  • Child, Youth and Family Support
  • Community Builders
  • Families NSW
  • Aboriginal Child Youth and Family Strategy
  • Getting It Together
  • Triple P, an activity provided via a number of programs, was also considered.

Answer: The ‘What you told us’ report will help to inform the policy directions taken. Existing data as well as research on effective evidence-based practice, analysis of evaluation reports and reviews of service systems in other local and international jurisdictions, will also be used to inform the directions.

Answer: As part of the reform reporting will be streamlined, we will be exploring new systems for collecting and analysing data and will provide training in these systems.

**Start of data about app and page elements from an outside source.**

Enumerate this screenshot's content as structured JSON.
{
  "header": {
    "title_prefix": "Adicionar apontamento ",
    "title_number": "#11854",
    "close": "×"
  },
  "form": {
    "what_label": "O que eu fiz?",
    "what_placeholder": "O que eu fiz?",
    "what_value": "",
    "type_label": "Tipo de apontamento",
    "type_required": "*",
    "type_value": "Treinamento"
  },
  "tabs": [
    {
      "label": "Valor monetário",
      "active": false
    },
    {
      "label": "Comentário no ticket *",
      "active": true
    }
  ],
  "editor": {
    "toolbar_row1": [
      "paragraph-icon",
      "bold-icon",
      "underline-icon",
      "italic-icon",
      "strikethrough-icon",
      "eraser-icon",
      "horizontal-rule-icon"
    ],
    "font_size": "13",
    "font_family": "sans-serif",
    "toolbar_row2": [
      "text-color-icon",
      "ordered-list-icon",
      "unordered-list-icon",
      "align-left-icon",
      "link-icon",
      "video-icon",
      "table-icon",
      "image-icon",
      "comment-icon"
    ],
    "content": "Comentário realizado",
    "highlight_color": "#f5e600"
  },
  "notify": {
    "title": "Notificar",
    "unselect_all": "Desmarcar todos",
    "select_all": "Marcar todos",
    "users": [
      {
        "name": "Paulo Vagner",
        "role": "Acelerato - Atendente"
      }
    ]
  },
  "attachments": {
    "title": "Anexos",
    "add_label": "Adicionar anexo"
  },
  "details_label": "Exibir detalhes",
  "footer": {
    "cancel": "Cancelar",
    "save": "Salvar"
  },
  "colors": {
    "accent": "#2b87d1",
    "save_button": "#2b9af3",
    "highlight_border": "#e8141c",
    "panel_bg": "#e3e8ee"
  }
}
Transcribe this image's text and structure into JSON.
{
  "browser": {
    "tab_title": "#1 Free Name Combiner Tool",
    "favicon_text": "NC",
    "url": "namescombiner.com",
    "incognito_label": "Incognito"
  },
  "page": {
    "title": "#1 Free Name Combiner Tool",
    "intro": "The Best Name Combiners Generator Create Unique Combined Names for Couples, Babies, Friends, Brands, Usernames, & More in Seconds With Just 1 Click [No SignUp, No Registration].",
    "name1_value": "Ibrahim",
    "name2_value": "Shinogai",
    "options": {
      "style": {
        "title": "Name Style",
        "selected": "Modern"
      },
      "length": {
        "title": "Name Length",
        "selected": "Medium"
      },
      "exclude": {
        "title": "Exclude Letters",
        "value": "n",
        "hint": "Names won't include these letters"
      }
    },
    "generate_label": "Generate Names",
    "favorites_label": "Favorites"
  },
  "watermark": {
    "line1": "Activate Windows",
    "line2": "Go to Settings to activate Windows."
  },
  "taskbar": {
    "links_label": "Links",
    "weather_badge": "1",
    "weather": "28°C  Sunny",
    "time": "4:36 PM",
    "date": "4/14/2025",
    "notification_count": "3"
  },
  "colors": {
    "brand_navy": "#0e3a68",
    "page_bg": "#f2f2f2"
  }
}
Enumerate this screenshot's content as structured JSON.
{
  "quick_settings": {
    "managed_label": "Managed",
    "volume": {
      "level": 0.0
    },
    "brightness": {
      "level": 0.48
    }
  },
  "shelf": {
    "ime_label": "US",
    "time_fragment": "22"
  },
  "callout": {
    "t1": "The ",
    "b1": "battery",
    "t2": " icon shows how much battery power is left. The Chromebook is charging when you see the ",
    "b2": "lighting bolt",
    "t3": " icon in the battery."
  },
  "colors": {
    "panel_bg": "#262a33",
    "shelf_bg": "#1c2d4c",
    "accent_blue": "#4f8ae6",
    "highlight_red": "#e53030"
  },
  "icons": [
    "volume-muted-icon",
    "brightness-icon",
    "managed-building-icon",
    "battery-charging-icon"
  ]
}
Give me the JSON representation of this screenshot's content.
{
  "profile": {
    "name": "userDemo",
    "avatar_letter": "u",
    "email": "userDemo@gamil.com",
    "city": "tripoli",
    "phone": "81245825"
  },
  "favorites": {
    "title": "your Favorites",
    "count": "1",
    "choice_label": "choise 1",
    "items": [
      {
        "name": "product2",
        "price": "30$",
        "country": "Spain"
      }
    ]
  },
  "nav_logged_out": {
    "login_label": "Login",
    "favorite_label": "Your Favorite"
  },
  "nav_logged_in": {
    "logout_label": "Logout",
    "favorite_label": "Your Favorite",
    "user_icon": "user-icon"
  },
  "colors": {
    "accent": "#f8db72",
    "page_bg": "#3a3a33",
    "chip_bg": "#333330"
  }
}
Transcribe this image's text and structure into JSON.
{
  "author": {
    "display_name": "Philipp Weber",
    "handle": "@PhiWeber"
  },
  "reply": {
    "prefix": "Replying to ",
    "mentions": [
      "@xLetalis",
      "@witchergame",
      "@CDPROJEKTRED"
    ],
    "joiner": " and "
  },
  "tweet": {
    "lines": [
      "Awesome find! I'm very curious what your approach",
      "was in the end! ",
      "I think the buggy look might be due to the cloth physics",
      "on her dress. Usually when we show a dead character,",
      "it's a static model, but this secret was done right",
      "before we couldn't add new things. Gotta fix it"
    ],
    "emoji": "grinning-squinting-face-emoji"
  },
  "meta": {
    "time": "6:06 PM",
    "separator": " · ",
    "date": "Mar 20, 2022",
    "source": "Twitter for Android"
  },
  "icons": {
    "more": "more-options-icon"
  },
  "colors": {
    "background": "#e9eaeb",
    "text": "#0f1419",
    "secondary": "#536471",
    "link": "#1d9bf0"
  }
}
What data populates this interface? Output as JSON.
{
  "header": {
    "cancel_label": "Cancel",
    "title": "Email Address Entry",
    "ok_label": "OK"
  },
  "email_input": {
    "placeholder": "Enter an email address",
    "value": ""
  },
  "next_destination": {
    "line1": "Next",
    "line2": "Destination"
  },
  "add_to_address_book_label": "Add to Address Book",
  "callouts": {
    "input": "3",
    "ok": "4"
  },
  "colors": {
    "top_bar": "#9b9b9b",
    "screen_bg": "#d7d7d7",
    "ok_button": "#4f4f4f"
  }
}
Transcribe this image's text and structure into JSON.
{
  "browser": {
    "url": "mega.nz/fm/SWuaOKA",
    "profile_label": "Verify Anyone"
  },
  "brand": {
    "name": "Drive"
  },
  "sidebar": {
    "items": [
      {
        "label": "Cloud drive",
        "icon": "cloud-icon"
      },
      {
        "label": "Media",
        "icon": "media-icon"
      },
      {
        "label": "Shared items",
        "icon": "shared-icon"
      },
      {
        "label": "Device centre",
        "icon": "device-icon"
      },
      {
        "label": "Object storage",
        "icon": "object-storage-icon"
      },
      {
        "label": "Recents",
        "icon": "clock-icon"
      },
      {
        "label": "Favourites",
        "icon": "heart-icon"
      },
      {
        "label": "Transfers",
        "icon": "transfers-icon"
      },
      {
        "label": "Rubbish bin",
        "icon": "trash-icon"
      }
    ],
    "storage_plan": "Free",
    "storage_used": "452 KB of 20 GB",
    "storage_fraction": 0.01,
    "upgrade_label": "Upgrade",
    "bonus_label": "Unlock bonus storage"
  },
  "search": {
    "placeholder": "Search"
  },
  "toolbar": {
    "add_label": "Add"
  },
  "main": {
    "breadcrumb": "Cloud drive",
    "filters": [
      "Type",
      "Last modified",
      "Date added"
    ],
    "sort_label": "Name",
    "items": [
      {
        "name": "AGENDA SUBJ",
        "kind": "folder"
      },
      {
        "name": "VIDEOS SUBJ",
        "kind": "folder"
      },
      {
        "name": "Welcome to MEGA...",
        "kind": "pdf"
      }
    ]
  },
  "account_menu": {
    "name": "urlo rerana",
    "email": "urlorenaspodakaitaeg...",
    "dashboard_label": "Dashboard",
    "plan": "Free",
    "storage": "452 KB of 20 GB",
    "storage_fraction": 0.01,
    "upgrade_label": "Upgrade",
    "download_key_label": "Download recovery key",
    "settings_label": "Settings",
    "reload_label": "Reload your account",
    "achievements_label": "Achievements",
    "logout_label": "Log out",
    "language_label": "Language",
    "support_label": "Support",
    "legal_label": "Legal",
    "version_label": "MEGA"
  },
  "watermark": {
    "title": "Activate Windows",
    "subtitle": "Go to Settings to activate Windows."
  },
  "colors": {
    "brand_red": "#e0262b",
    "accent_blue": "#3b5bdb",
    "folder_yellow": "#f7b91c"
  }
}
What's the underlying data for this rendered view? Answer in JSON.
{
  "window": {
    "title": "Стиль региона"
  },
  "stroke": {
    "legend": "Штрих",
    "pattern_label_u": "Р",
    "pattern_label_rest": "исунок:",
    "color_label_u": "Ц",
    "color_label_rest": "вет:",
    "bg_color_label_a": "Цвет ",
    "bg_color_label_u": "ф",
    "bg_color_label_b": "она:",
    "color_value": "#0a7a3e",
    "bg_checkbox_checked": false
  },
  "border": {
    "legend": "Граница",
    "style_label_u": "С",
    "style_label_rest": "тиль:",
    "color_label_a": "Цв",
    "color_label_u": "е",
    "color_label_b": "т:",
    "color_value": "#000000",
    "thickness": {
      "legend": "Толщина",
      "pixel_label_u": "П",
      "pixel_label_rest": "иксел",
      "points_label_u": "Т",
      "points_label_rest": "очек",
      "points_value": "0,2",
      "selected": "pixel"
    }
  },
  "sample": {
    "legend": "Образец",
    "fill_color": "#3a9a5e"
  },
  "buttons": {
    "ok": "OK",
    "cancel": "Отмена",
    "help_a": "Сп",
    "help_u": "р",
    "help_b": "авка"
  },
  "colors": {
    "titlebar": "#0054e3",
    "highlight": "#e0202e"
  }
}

Answer: Any decisions made around resourcing models will take into consideration reporting requirements.

4. Consultation

Answer: Yes. Twelve consultation sessions have been held specifically with Aboriginal stakeholders across the state and Aboriginal client feedback has been a priority focus in client surveys and consultation sessions.

Answer: The Minister will consider and approve the summary paper based on the feedback from the consultation process. This paper will include key issues and suggestions for improvement. FACS provides regular updates to the Minister on the reform, reports and feedback.

Answer: Yes. There is regular communication between peak bodies and FACS, including:

  • The Aboriginal Child, Family and Community Care State Secretariat (AbSec)
  • Association of Children’s Welfare Agencies (ACWA)
  • NSW Family Services (FamS)
  • Local Community Services Association (LCSA)
  • NSW Council of Social Service (NCOSS)
  • Youth Action

Answer: Consultation with the Commonwealth is occurring at both the central office and local levels. Our commonwealth colleagues will be key partners in the local planning processes.

Answer: We consulted extensively with key stakeholders - service providers, clients, Aboriginal stakeholders, FACS staff, state and local government and other related organisations.

We received:

  • 508 written submissions
  • Feedback from over 1800 clients

We ran 37 focus groups attended by over 1,200 participants, including 11 focus groups with Aboriginal stakeholders.

Answer: All feedback was taken into consideration. Common themes were taken into account and consolidated into the final report.

5. Planning

Answer: Each district will make decisions about local planning processes based on a state wide framework. This framework cannot be finalised until the scope and direction of the reforms have been determined.

Answer: TEI reform will centre around local decision making. Local planning will be done in partnership with local stakeholders to build on local assets and strengths, and avoid duplication.

6. Communication

Answer: All key stakeholders were invited to respond to the online survey. The FACS website will be updated with information throughout the reform process. FACS district staff will continue to play an important role in keeping local stakeholders informed.

7. Definition

Answer: FACS’ vision for localisation includes:

  • a client-centred approach
  • empowered local staff to deliver the best outcomes for clients
  • local leadership with a strong connection to the front line
  • working more effectively with local partners and the community to provide flexible and responsive services.

Answer: The review of the research and practice for prevention and early intervention undertaken by ARACY defined ‘early intervention’ as activities, programs and services designed to alter behaviour or development of individuals who show signs of an identified problem, or who exhibit risk factors or vulnerabilities, by providing resources and skills necessary to combat the identified risks. ‘Prevention’ refers to activities, programs and services designed to prevent those identified risks emerging in the first place.

Answer: Targeted approaches cater for individuals or families experiencing or at significantly heightened risk of specific issues (in contrast to universal or primary approaches offered to all individuals and families that are general preventative in nature).

8. Sector Capacity Building

Answer: We will consider the need for training and professional development once the scope of reform has been determined and may vary according to the design of each local system. This is part of the implementation stage of the reform process.